An upgrade to the core of the public internet proposed by Google almost a decade ago has finally been given the green light, paving the way for significant speed and security improvements.
The organization responsible for establishing internet standards, the Internet Engineering Task Force (IETF), has announced that the QUIC data transmission protocol has reached a sufficient level of maturity to replace the current Transmission Control Protocol (TCP), which debuted in 1974.
Now approved as an official internet standard, QUIC can be utilized by anyone developing an online service and will be particularly valuable in contexts in which speed is paramount.
QUIC was first deployed in 2013 as an upgrade to Google Chrome that improved the speed at which data was shifted from the browser to company servers. After that, the protocol was tested in a number of different contexts and applications, before being submitted to the IETF for consideration in 2016.

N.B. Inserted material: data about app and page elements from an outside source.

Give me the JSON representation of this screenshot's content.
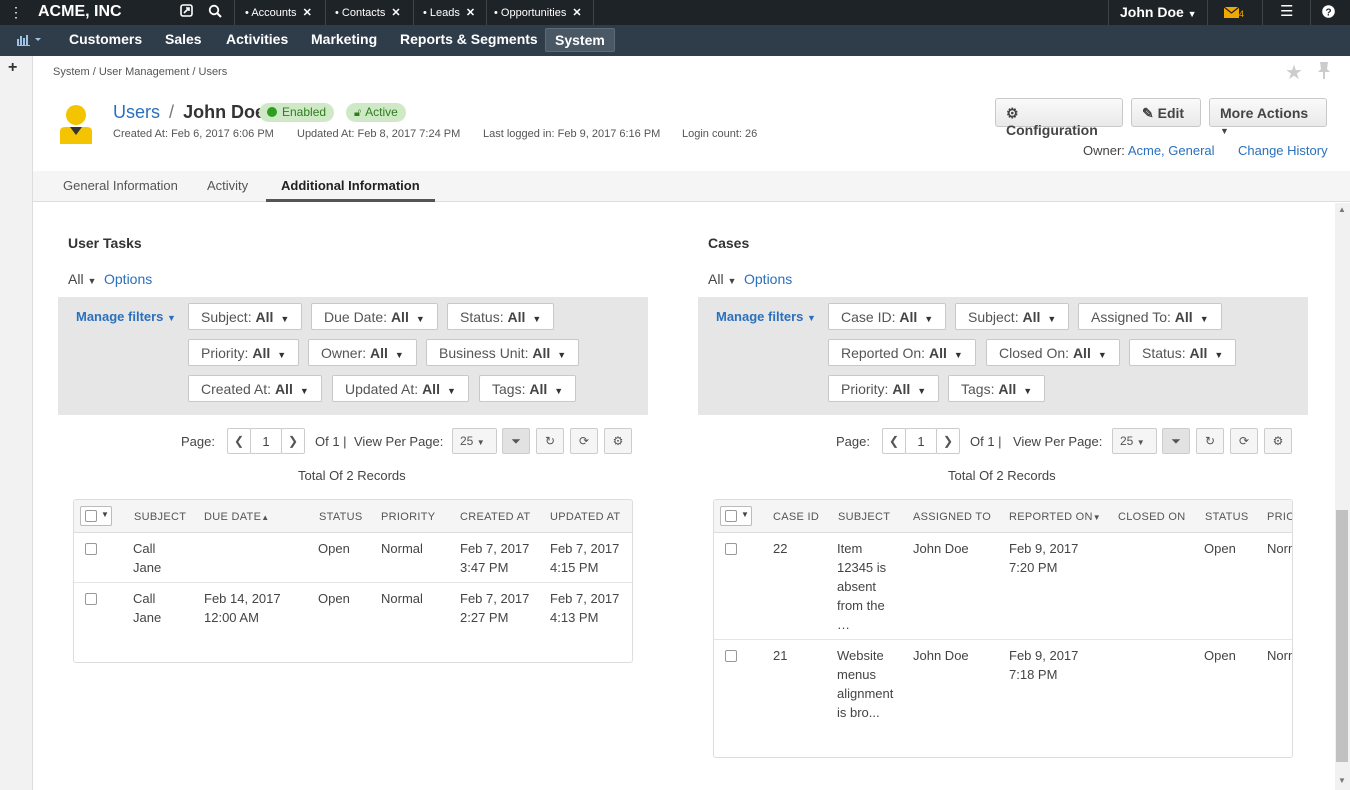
{
  "topbar": {
    "company": "ACME, INC",
    "pins": [
      "Accounts",
      "Contacts",
      "Leads",
      "Opportunities"
    ],
    "user": "John Doe",
    "notif_count": "4"
  },
  "nav": {
    "items": [
      "Customers",
      "Sales",
      "Activities",
      "Marketing",
      "Reports & Segments",
      "System"
    ],
    "active": "System"
  },
  "breadcrumb": "System / User Management / Users",
  "header": {
    "section": "Users",
    "sep": "/",
    "name": "John Doe",
    "badge_enabled": "Enabled",
    "badge_active": "Active",
    "created": "Created At: Feb 6, 2017 6:06 PM",
    "updated": "Updated At: Feb 8, 2017 7:24 PM",
    "lastlogin": "Last logged in: Feb 9, 2017 6:16 PM",
    "logincount": "Login count: 26",
    "btn_config": "Configuration",
    "btn_edit": "Edit",
    "btn_more": "More Actions",
    "owner_label": "Owner:",
    "owner_value": "Acme, General",
    "change_history": "Change History"
  },
  "tabs": [
    "General Information",
    "Activity",
    "Additional Information"
  ],
  "tasks": {
    "title": "User Tasks",
    "all": "All",
    "options": "Options",
    "manage": "Manage filters",
    "filters": [
      {
        "label": "Subject:",
        "value": "All"
      },
      {
        "label": "Due Date:",
        "value": "All"
      },
      {
        "label": "Status:",
        "value": "All"
      },
      {
        "label": "Priority:",
        "value": "All"
      },
      {
        "label": "Owner:",
        "value": "All"
      },
      {
        "label": "Business Unit:",
        "value": "All"
      },
      {
        "label": "Created At:",
        "value": "All"
      },
      {
        "label": "Updated At:",
        "value": "All"
      },
      {
        "label": "Tags:",
        "value": "All"
      }
    ],
    "page_label": "Page:",
    "page": "1",
    "of": "Of 1 |",
    "per_page_label": "View Per Page:",
    "per_page": "25",
    "total": "Total Of 2 Records",
    "columns": [
      "SUBJECT",
      "DUE DATE",
      "STATUS",
      "PRIORITY",
      "CREATED AT",
      "UPDATED AT"
    ],
    "rows": [
      {
        "subject1": "Call",
        "subject2": "Jane",
        "due1": "",
        "due2": "",
        "status": "Open",
        "priority": "Normal",
        "c1": "Feb 7, 2017",
        "c2": "3:47 PM",
        "u1": "Feb 7, 2017",
        "u2": "4:15 PM"
      },
      {
        "subject1": "Call",
        "subject2": "Jane",
        "due1": "Feb 14, 2017",
        "due2": "12:00 AM",
        "status": "Open",
        "priority": "Normal",
        "c1": "Feb 7, 2017",
        "c2": "2:27 PM",
        "u1": "Feb 7, 2017",
        "u2": "4:13 PM"
      }
    ]
  },
  "cases": {
    "title": "Cases",
    "all": "All",
    "options": "Options",
    "manage": "Manage filters",
    "filters": [
      {
        "label": "Case ID:",
        "value": "All"
      },
      {
        "label": "Subject:",
        "value": "All"
      },
      {
        "label": "Assigned To:",
        "value": "All"
      },
      {
        "label": "Reported On:",
        "value": "All"
      },
      {
        "label": "Closed On:",
        "value": "All"
      },
      {
        "label": "Status:",
        "value": "All"
      },
      {
        "label": "Priority:",
        "value": "All"
      },
      {
        "label": "Tags:",
        "value": "All"
      }
    ],
    "page_label": "Page:",
    "page": "1",
    "of": "Of 1 |",
    "per_page_label": "View Per Page:",
    "per_page": "25",
    "total": "Total Of 2 Records",
    "columns": [
      "CASE ID",
      "SUBJECT",
      "ASSIGNED TO",
      "REPORTED ON",
      "CLOSED ON",
      "STATUS",
      "PRIO"
    ],
    "rows": [
      {
        "id": "22",
        "s1": "Item",
        "s2": "12345 is",
        "s3": "absent",
        "s4": "from the",
        "s5": "…",
        "assigned": "John Doe",
        "r1": "Feb 9, 2017",
        "r2": "7:20 PM",
        "status": "Open",
        "priority": "Norm"
      },
      {
        "id": "21",
        "s1": "Website",
        "s2": "menus",
        "s3": "alignment",
        "s4": "is bro...",
        "s5": "",
        "assigned": "John Doe",
        "r1": "Feb 9, 2017",
        "r2": "7:18 PM",
        "status": "Open",
        "priority": "Norm"
      }
    ]
  }
}
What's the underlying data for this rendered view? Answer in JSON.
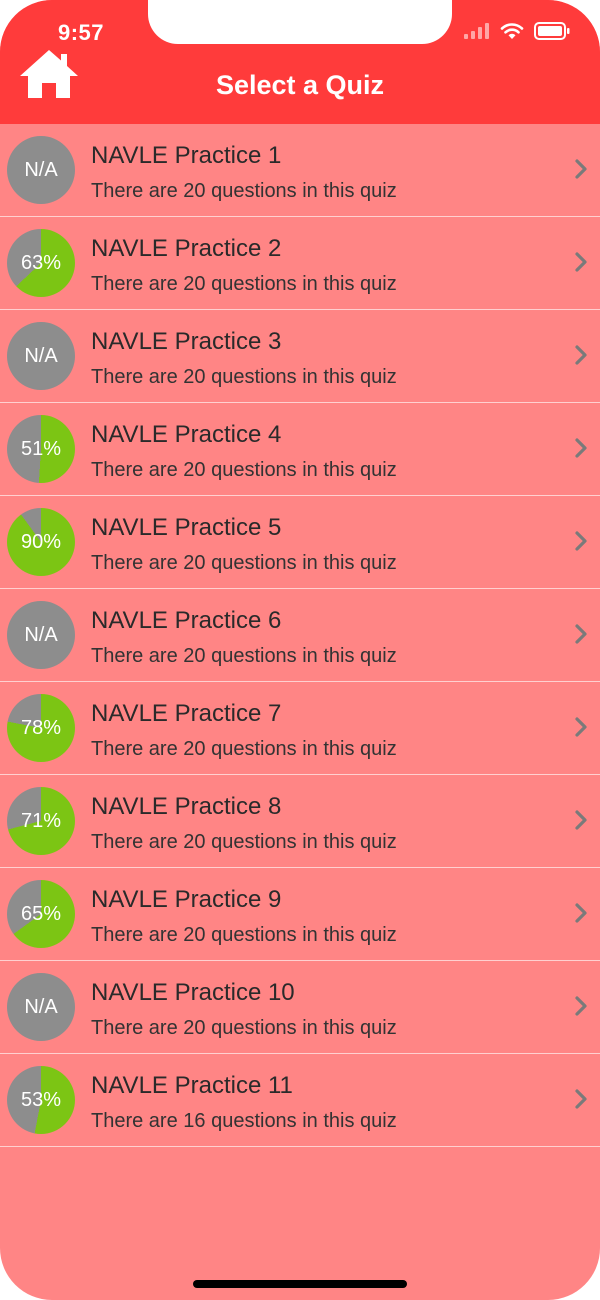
{
  "status": {
    "time": "9:57",
    "icons": [
      "signal-icon",
      "wifi-icon",
      "battery-icon"
    ]
  },
  "header": {
    "title": "Select a Quiz",
    "home_icon": "home-icon"
  },
  "colors": {
    "header": "#ff3b3b",
    "background": "#ff8585",
    "badge_grey": "#8d8d8d",
    "badge_green": "#7cc514"
  },
  "quizzes": [
    {
      "title": "NAVLE Practice 1",
      "subtitle": "There are 20 questions in this quiz",
      "score_label": "N/A",
      "score": null
    },
    {
      "title": "NAVLE Practice 2",
      "subtitle": "There are 20 questions in this quiz",
      "score_label": "63%",
      "score": 63
    },
    {
      "title": "NAVLE Practice 3",
      "subtitle": "There are 20 questions in this quiz",
      "score_label": "N/A",
      "score": null
    },
    {
      "title": "NAVLE Practice 4",
      "subtitle": "There are 20 questions in this quiz",
      "score_label": "51%",
      "score": 51
    },
    {
      "title": "NAVLE Practice 5",
      "subtitle": "There are 20 questions in this quiz",
      "score_label": "90%",
      "score": 90
    },
    {
      "title": "NAVLE Practice 6",
      "subtitle": "There are 20 questions in this quiz",
      "score_label": "N/A",
      "score": null
    },
    {
      "title": "NAVLE Practice 7",
      "subtitle": "There are 20 questions in this quiz",
      "score_label": "78%",
      "score": 78
    },
    {
      "title": "NAVLE Practice 8",
      "subtitle": "There are 20 questions in this quiz",
      "score_label": "71%",
      "score": 71
    },
    {
      "title": "NAVLE Practice 9",
      "subtitle": "There are 20 questions in this quiz",
      "score_label": "65%",
      "score": 65
    },
    {
      "title": "NAVLE Practice 10",
      "subtitle": "There are 20 questions in this quiz",
      "score_label": "N/A",
      "score": null
    },
    {
      "title": "NAVLE Practice 11",
      "subtitle": "There are 16 questions in this quiz",
      "score_label": "53%",
      "score": 53
    }
  ]
}
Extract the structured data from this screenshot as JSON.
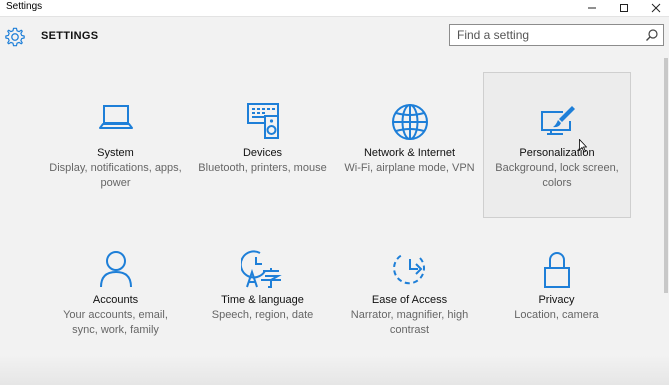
{
  "window": {
    "title": "Settings",
    "controls": [
      "minimize",
      "maximize",
      "close"
    ]
  },
  "header": {
    "title": "SETTINGS",
    "search_placeholder": "Find a setting",
    "search_value": ""
  },
  "colors": {
    "accent": "#1e7fd8",
    "background": "#f2f2f2"
  },
  "tiles": [
    {
      "icon": "laptop-icon",
      "title": "System",
      "desc": "Display, notifications, apps, power"
    },
    {
      "icon": "devices-icon",
      "title": "Devices",
      "desc": "Bluetooth, printers, mouse"
    },
    {
      "icon": "globe-icon",
      "title": "Network & Internet",
      "desc": "Wi-Fi, airplane mode, VPN"
    },
    {
      "icon": "paint-brush-icon",
      "title": "Personalization",
      "desc": "Background, lock screen, colors"
    },
    {
      "icon": "person-icon",
      "title": "Accounts",
      "desc": "Your accounts, email, sync, work, family"
    },
    {
      "icon": "time-language-icon",
      "title": "Time & language",
      "desc": "Speech, region, date"
    },
    {
      "icon": "ease-of-access-icon",
      "title": "Ease of Access",
      "desc": "Narrator, magnifier, high contrast"
    },
    {
      "icon": "lock-icon",
      "title": "Privacy",
      "desc": "Location, camera"
    }
  ],
  "selected_tile": "Personalization"
}
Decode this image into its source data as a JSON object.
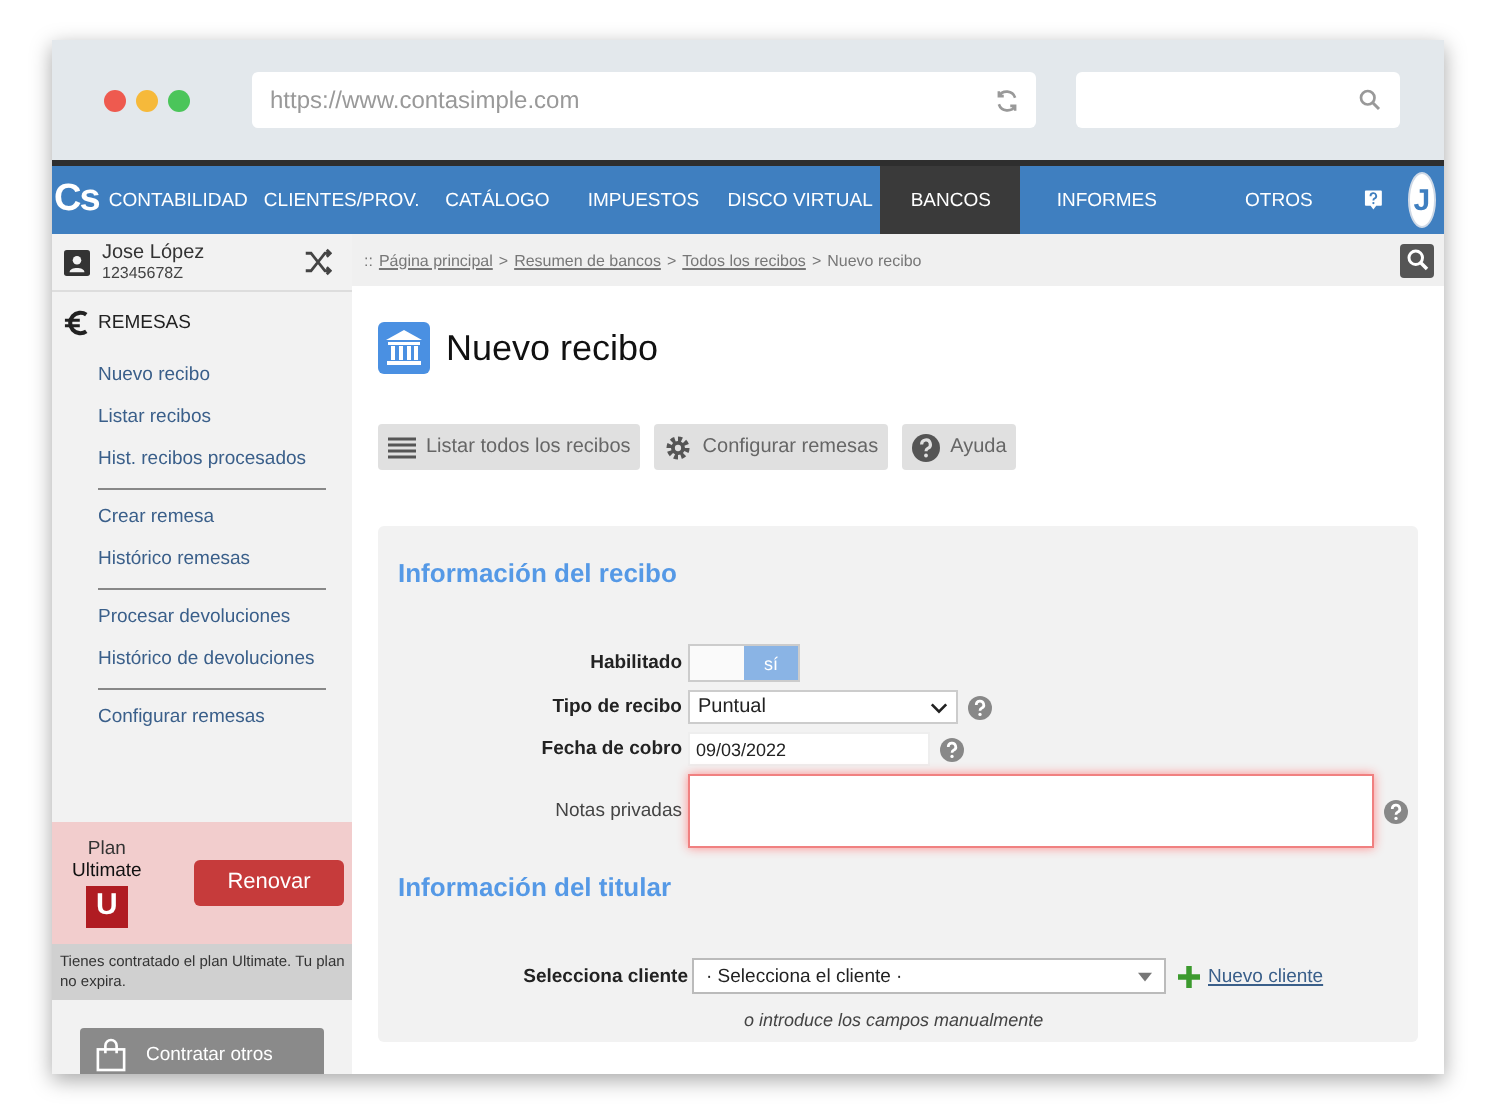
{
  "browser": {
    "url": "https://www.contasimple.com"
  },
  "nav": {
    "logo": "Cs",
    "avatar": "J",
    "items": [
      {
        "label": "CONTABILIDAD",
        "selected": false
      },
      {
        "label": "CLIENTES/PROV.",
        "selected": false
      },
      {
        "label": "CATÁLOGO",
        "selected": false
      },
      {
        "label": "IMPUESTOS",
        "selected": false
      },
      {
        "label": "DISCO VIRTUAL",
        "selected": false
      },
      {
        "label": "BANCOS",
        "selected": true
      },
      {
        "label": "INFORMES",
        "selected": false
      },
      {
        "label": "OTROS",
        "selected": false
      }
    ]
  },
  "sidebar": {
    "user": {
      "name": "Jose López",
      "id": "12345678Z"
    },
    "section": "REMESAS",
    "groups": [
      [
        "Nuevo recibo",
        "Listar recibos",
        "Hist. recibos procesados"
      ],
      [
        "Crear remesa",
        "Histórico remesas"
      ],
      [
        "Procesar devoluciones",
        "Histórico de devoluciones"
      ],
      [
        "Configurar remesas"
      ]
    ],
    "plan": {
      "label": "Plan",
      "name": "Ultimate",
      "badge": "U",
      "button": "Renovar",
      "note": "Tienes contratado el plan Ultimate. Tu plan no expira."
    },
    "shop_button": "Contratar otros"
  },
  "main": {
    "breadcrumb": [
      {
        "text": "::",
        "kind": "sep"
      },
      {
        "text": "Página principal",
        "kind": "link"
      },
      {
        "text": ">",
        "kind": "sep"
      },
      {
        "text": "Resumen de bancos",
        "kind": "link"
      },
      {
        "text": ">",
        "kind": "sep"
      },
      {
        "text": "Todos los recibos",
        "kind": "link"
      },
      {
        "text": ">",
        "kind": "sep"
      },
      {
        "text": "Nuevo recibo",
        "kind": "current"
      }
    ],
    "title": "Nuevo recibo",
    "toolbar": [
      {
        "label": "Listar todos los recibos",
        "kind": "list"
      },
      {
        "label": "Configurar remesas",
        "kind": "gear"
      },
      {
        "label": "Ayuda",
        "kind": "help"
      }
    ],
    "section_1": {
      "heading": "Información del recibo",
      "fields": [
        {
          "kind": "toggle",
          "label": "Habilitado",
          "value": "sí",
          "on": true
        },
        {
          "kind": "select",
          "label": "Tipo de recibo",
          "value": "Puntual",
          "help": true
        },
        {
          "kind": "date",
          "label": "Fecha de cobro",
          "value": "09/03/2022",
          "help": true
        },
        {
          "kind": "textarea",
          "label": "Notas privadas",
          "error": true,
          "help": true
        }
      ]
    },
    "section_2": {
      "heading": "Información del titular",
      "client_label": "Selecciona cliente",
      "client_value": "· Selecciona el cliente ·",
      "new_client": "Nuevo cliente",
      "manual_hint": "o introduce los campos manualmente"
    }
  }
}
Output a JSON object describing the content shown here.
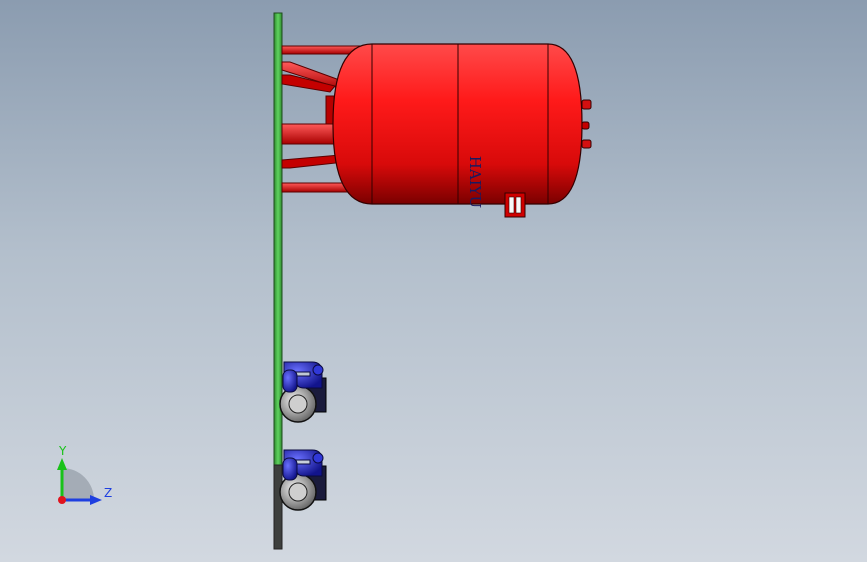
{
  "viewport": {
    "background_top": "#8b9cb0",
    "background_bottom": "#d2d8e0"
  },
  "model": {
    "tank_label": "HAIYU",
    "tank_color": "#e01010",
    "frame_color": "#45b845",
    "pump_color": "#2a2fd0"
  },
  "triad": {
    "y_label": "Y",
    "z_label": "Z",
    "y_color": "#19c219",
    "z_color": "#1e3fe0",
    "x_color": "#e0141e"
  }
}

Like TCP, the role of QUIC is to dictate how information is split into packets, delivered across the internet and then reformed at its destination. Unlike its predecessor, though, QUIC is built around the much faster User Datagram Protocol (UDP) and boasts a superior mechanism for recovering data that may have been lost along the way.
In a paper published in 2017, Google stated that QUIC is capable of improving loading speeds for search queries by 8% on desktop and cutting back YouTube buffering times by up to 18% (and it’s possible these figures may be even more impressive today). Websites and services that utilize encrypted connections are also expected to enjoy a particularly sizable speed increase.
However, migrating from TCP to QUIC will be no small task, with a vast number of existing services built around the older protocol. For this reason, a broad and immediate switch is unlikely. Instead, it’s expected that market players will begin to adopt the new standard slowly, starting with companies whose services will enjoy the most dramatic performance gains.